The truth is, the people behind those accounts that make us feel crappy about ourselves are unlikely to have it all together and probably have brilliant photography or photoshop skills. Because we are all human, there is absolutely no way on Earth anybody has their lives entirely together 100% of the time. We all have low moments. Unfortunately, at some point in our lives we all suffer pain, and loss, and grief, and have to face adversity. But, when we go through something terrible, we are never alone. And all of us possess the power to overcome, the strength to survive, and the ability to help others using our experiences.
Finally, perfection in its purest, true form *is* attainable, because it is subjective. What I perceive as perfect someone else will not. Therefore, those aspects of our self we see as imperfect are exactly what make us perfect in another’s eyes.
I’m not there yet. I wholeheartedly admit that I have a llooonnngg way to go to feel truly self-confident.
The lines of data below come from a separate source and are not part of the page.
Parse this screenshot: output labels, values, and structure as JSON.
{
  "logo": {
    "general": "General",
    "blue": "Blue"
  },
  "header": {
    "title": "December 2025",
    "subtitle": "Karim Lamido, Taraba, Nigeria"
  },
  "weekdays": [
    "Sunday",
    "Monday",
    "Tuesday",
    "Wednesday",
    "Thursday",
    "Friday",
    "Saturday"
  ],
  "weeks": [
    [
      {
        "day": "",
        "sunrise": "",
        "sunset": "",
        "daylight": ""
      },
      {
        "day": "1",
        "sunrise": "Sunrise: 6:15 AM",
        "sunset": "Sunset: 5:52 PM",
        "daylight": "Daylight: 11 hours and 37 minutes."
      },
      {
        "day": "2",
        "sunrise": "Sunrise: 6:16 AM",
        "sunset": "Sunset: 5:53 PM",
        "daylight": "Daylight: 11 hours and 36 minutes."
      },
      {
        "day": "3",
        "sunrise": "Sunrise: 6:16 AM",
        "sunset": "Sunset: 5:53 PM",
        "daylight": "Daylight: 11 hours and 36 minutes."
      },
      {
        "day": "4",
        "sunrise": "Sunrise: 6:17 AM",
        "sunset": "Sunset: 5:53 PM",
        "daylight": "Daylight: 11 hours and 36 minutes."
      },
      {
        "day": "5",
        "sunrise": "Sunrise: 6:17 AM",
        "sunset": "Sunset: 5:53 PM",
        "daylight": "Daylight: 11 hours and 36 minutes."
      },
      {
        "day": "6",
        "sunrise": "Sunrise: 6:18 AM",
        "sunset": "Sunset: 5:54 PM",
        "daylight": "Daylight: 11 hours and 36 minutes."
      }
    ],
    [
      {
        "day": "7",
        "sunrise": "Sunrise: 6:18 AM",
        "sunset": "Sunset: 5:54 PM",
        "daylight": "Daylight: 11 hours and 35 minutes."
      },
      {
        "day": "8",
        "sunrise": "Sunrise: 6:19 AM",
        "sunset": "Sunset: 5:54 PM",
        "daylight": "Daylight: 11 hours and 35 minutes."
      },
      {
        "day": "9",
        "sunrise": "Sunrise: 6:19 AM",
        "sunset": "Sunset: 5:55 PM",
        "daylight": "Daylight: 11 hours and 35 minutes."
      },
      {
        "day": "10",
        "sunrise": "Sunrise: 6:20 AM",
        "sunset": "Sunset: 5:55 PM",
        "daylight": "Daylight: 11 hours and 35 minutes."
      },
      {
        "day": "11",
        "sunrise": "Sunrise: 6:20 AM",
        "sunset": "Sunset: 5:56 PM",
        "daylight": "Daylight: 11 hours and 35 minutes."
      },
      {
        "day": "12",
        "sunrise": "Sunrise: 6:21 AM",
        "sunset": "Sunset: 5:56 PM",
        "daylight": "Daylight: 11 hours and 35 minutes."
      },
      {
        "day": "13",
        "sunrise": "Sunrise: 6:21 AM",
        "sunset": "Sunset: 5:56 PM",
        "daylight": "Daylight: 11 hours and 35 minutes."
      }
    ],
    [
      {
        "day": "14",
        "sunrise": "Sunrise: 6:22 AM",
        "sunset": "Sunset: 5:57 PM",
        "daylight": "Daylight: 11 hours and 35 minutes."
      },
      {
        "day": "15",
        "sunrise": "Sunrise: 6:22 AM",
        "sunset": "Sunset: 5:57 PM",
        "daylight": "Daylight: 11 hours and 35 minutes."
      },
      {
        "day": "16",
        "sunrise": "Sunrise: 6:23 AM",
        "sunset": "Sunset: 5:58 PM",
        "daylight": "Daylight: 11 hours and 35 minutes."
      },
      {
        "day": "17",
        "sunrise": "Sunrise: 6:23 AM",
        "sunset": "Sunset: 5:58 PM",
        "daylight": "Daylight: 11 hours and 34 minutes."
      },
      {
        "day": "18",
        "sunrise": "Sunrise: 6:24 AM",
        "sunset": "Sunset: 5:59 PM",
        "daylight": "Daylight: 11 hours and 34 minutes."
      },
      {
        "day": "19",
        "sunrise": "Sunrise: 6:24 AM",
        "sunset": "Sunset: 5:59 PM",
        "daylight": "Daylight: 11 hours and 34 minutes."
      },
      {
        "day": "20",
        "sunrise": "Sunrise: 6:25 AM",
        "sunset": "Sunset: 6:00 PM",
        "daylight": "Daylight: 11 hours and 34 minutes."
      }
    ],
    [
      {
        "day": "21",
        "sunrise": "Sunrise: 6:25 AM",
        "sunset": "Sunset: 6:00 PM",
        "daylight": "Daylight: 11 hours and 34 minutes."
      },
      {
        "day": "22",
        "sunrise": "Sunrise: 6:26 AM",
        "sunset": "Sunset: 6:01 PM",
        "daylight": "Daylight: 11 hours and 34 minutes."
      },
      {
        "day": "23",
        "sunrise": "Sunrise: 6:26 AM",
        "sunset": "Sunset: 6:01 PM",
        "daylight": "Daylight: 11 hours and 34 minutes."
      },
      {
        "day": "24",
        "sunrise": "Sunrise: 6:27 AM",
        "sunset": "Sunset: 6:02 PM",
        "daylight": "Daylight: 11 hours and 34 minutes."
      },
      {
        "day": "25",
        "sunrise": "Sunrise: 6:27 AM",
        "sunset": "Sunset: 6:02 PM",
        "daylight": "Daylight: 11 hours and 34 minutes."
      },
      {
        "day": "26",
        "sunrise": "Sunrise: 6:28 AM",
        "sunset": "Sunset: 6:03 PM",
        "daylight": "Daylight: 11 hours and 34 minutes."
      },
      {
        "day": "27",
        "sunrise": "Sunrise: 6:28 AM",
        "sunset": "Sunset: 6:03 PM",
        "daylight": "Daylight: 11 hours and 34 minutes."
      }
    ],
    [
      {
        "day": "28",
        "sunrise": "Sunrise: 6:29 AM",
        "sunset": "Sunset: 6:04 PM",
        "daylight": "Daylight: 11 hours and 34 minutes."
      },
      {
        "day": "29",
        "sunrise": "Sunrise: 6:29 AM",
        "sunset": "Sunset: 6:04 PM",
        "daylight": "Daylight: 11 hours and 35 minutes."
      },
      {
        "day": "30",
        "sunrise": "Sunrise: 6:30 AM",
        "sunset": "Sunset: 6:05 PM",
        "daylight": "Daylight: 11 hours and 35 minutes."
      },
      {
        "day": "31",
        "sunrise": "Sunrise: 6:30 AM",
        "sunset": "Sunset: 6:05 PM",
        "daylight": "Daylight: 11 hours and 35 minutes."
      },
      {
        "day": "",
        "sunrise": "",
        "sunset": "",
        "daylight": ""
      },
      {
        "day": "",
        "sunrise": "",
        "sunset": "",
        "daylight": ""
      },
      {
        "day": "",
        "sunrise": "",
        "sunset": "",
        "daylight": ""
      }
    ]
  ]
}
And whilst I’ll still refrain from posting super unflattering images in which I believe I look disgusting (mainly to save your sight but also to avoid embarrassing myself), I am going to continue to encourage self-confidence in others.
Being a good person is awesome, but remember, in order to be selfless self-care is vital.
Having a goal to become physically healthier is amazing, but please do so to fulfil your own happiness – not to fulfil a vision of yourself you believe others would rather see.
Lifestyle choices involving exercise and diet should bring you joy, not feel like torture. Find activities you enjoy, eat what makes you feel fantastic, and make the most of every moment instead of punishing yourself for not being the size you were when you were a teenager. Our bodies evolve as our lives move along at their natural pace. We should buy clothes to fit us, not change our bodies to make ourselves fit into clothes (after all, sizes are different depending on their manufacture and materials). When photographs are taken of us during good times, we ought to cherish the moment we were captured within, as opposed to regretting having that photograph taken – I’m sure older generations would give anything to have treasured memories captured forever in a timeless form.
Some days you’ll feel positive and productive, you will complete your to-do list then go on to accomplish everything extra you set out to. Other days, you may feel too exhausted to do much more than wear your scruffiest clothes, eat chocolate and simply survive. Do you know what? That is ok. In fact, we all need a rest sometimes – it’s ideal that is enjoyed before our bodies tire.
Despite what you tell yourself at times, you are beautiful.
Embrace who you are and celebrate your self.
We are all doing our best, let’s give ourselves some long overdue credit.
Anyways, that’s it from me for now; my apologies for the essay! Haha.
Sending lots of love and positivity your way right now ❤